▶ Work to complete
What you return must be every line below that includes the word "content".

▶ Records from a dataset
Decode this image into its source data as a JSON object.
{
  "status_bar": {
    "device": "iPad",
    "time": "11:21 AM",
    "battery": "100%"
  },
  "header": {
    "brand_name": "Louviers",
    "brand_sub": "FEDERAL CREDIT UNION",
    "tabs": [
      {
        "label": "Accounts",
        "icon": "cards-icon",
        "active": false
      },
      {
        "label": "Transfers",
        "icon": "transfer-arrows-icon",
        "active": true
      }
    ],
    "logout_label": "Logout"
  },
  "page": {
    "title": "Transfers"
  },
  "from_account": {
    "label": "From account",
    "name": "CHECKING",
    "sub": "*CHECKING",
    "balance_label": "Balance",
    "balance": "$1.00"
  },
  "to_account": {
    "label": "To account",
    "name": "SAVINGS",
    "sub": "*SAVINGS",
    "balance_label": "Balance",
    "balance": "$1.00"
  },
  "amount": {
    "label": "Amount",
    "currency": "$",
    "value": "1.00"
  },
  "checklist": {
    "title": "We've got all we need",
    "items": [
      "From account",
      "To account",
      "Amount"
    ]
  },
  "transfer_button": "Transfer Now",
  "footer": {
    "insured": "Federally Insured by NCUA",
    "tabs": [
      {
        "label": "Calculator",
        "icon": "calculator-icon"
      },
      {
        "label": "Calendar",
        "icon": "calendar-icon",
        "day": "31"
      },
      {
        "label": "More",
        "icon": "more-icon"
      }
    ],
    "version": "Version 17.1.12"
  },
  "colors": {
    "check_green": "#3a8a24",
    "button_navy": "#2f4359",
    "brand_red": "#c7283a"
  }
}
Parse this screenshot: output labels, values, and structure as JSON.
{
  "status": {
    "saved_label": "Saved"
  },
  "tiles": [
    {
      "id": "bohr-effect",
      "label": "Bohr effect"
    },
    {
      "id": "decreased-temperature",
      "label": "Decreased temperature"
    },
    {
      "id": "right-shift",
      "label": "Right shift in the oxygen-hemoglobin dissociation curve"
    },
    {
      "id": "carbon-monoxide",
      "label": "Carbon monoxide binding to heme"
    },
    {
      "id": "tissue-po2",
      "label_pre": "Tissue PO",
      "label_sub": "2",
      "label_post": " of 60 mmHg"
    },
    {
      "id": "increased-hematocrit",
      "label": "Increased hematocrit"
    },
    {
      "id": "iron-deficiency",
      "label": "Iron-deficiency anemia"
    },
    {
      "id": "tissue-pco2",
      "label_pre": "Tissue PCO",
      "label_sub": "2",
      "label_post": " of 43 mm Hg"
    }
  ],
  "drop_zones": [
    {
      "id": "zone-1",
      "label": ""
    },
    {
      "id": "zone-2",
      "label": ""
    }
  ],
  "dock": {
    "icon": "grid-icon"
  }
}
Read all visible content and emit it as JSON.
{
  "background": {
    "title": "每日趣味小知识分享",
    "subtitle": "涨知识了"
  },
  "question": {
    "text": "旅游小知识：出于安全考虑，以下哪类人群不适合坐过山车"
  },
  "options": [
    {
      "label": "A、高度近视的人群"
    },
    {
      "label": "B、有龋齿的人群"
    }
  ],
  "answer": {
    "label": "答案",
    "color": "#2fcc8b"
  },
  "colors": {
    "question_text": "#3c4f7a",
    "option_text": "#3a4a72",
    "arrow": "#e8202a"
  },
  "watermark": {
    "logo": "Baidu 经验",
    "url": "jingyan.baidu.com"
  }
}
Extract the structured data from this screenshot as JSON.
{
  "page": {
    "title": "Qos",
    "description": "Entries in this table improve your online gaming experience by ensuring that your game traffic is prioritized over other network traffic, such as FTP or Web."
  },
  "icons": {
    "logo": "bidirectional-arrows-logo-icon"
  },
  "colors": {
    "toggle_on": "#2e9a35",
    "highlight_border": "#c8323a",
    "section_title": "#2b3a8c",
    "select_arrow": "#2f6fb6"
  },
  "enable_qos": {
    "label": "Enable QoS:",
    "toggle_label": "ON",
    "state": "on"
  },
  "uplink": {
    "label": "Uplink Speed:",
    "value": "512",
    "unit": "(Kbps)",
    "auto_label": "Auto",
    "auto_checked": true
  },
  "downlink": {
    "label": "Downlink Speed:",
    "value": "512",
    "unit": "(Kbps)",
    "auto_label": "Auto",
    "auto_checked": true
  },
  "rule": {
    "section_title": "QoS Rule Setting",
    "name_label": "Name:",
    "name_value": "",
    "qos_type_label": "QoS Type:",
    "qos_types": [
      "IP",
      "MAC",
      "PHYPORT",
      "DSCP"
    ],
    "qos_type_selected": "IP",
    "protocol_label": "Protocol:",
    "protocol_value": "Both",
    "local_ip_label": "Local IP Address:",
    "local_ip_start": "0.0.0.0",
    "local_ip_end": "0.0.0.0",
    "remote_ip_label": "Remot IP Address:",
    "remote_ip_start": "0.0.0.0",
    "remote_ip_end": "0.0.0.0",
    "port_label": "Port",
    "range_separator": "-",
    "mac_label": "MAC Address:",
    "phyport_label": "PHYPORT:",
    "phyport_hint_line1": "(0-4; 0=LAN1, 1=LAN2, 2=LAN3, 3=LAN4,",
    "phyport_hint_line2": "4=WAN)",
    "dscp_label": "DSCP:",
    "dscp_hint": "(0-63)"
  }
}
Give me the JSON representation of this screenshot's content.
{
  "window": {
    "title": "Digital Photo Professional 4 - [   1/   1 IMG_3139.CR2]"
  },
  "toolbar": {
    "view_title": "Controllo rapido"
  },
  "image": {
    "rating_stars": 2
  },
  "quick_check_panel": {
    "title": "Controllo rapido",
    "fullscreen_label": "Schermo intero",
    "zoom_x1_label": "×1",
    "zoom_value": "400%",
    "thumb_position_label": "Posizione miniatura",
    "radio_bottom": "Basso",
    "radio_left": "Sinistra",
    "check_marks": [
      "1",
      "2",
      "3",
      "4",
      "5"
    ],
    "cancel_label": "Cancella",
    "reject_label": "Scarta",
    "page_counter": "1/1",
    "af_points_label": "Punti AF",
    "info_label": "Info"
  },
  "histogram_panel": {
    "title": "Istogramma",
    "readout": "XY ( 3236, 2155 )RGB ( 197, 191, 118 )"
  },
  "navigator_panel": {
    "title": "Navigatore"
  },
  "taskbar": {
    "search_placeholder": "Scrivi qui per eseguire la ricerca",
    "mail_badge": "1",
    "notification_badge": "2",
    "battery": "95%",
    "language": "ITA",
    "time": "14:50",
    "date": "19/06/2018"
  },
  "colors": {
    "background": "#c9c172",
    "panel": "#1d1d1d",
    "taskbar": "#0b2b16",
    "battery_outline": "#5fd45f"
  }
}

▶ Output for this task
Read all visible content and emit it as JSON.
Give me the JSON representation of this screenshot's content.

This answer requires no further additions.